Against my better judgment, I was having dinner with a White man. Not a work dinner or a networking thing — a date. Rhys was nice-looking, funny, new in town, and persistent about helping me weed our overgrown community garden. Persistent, too, about taking me to some “jazz club” I was sure to love.
He regaled me with stories of his woke liberal politics (Hillary) and his commitment to equality (Black Lives Matter). And then, as he ordered a second bottle of wine, he delivered the ultimate compliment — “You are such a beautiful woman. I just love your complexion.

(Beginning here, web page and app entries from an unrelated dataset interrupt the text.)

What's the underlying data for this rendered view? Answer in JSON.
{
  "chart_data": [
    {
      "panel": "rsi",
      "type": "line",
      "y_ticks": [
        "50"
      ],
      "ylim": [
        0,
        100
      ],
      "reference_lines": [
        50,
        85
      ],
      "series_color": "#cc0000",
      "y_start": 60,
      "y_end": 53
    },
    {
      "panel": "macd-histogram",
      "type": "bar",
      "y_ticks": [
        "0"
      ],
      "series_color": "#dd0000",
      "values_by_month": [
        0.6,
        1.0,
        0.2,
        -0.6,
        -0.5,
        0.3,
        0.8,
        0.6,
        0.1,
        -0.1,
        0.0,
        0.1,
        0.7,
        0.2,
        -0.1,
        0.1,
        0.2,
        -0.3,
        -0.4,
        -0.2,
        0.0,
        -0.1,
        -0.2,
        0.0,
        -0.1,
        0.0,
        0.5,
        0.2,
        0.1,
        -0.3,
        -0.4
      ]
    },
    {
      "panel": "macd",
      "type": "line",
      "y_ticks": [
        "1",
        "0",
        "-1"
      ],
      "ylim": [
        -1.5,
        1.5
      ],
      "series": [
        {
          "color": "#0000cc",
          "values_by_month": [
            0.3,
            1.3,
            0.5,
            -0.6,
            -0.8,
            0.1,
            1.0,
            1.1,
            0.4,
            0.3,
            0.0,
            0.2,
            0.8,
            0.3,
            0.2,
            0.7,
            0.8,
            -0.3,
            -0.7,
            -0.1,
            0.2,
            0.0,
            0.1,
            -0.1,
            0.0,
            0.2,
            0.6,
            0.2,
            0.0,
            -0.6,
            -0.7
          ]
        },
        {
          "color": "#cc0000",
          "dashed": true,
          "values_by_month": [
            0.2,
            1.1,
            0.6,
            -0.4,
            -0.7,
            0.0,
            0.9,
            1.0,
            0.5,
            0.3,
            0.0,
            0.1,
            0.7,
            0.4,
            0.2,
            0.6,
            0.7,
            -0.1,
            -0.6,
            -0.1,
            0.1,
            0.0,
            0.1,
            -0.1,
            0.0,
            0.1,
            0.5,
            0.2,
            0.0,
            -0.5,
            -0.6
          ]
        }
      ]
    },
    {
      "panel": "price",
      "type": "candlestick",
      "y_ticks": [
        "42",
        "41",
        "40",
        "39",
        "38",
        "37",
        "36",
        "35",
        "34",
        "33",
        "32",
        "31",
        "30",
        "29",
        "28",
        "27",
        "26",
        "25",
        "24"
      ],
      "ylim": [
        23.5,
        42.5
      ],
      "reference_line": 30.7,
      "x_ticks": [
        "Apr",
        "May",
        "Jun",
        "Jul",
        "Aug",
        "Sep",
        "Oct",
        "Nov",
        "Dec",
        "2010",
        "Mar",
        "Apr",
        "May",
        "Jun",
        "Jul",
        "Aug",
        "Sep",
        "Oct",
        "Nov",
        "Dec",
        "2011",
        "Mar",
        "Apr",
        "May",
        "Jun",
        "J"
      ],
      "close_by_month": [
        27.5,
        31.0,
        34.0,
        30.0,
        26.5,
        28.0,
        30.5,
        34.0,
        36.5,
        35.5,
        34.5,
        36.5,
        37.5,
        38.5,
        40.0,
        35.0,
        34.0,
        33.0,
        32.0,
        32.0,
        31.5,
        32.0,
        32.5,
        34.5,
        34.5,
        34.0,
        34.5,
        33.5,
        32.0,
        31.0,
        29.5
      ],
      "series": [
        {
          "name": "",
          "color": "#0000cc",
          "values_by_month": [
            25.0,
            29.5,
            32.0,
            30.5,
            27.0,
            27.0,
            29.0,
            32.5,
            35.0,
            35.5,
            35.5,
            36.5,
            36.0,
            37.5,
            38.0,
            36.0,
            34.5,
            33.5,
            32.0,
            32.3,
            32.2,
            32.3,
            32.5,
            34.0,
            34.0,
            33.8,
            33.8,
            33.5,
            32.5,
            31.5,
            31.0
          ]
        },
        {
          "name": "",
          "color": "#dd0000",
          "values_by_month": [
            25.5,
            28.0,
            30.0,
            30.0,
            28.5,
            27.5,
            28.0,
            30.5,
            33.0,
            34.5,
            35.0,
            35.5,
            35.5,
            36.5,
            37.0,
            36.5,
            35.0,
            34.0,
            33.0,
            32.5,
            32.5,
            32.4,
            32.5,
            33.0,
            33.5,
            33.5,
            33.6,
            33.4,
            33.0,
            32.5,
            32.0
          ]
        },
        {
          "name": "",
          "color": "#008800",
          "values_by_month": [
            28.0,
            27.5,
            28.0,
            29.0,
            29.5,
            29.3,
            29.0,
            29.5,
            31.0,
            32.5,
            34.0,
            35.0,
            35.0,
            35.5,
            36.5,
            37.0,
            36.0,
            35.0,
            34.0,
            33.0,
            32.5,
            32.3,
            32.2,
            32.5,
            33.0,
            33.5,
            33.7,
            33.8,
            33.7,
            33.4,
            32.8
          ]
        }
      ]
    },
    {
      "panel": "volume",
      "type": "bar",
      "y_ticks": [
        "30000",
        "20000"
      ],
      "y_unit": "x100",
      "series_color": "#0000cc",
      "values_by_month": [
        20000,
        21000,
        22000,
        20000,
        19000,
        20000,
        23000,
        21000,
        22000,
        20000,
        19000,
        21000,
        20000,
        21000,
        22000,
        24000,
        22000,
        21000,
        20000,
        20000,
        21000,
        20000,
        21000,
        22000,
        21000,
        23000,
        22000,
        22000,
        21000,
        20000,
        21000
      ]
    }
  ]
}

You could be Italian or something!”
Bad enough that he didn’t know the difference between a jazz band and a swing band.
My life as a Black woman in America has trained me to “feed White men with a long-handled spoon,” as my grandmother would say. I can never relax completely, even in casual interactions. I’m always on guard, always preparing for the assault. And too often, it comes in the form of microaggressions, micro-insults, and micro-invalidations.
Microaggressions include demeaning comments made by well-intentioned White people who may not be consciously aware of the hidden messages.
Microaggressions are “micro” because they’re tiny incidents with massive impact. An insult that sounds like a compliment on the surface, but has as its baseline premise the idea that “Whiteness” is not only the norm, but the standard to strive for.
- “You’re so articulate…” (And this surprises me because Black people are generally not as intelligent as Whites.)
- “Let me speak to the supervisor…” (which couldn’t possibly be you).
- “Don’t take this the wrong way, but…” (I’m about say something bigoted, but any reaction you have I will immediately classify as oversensitive, or accuse you of playing the race card.)
Microaggressions include demeaning comments made by well-intentioned White people who may not be consciously aware of the hidden messages. Even so, just because a perpetrator of racism is clueless (or…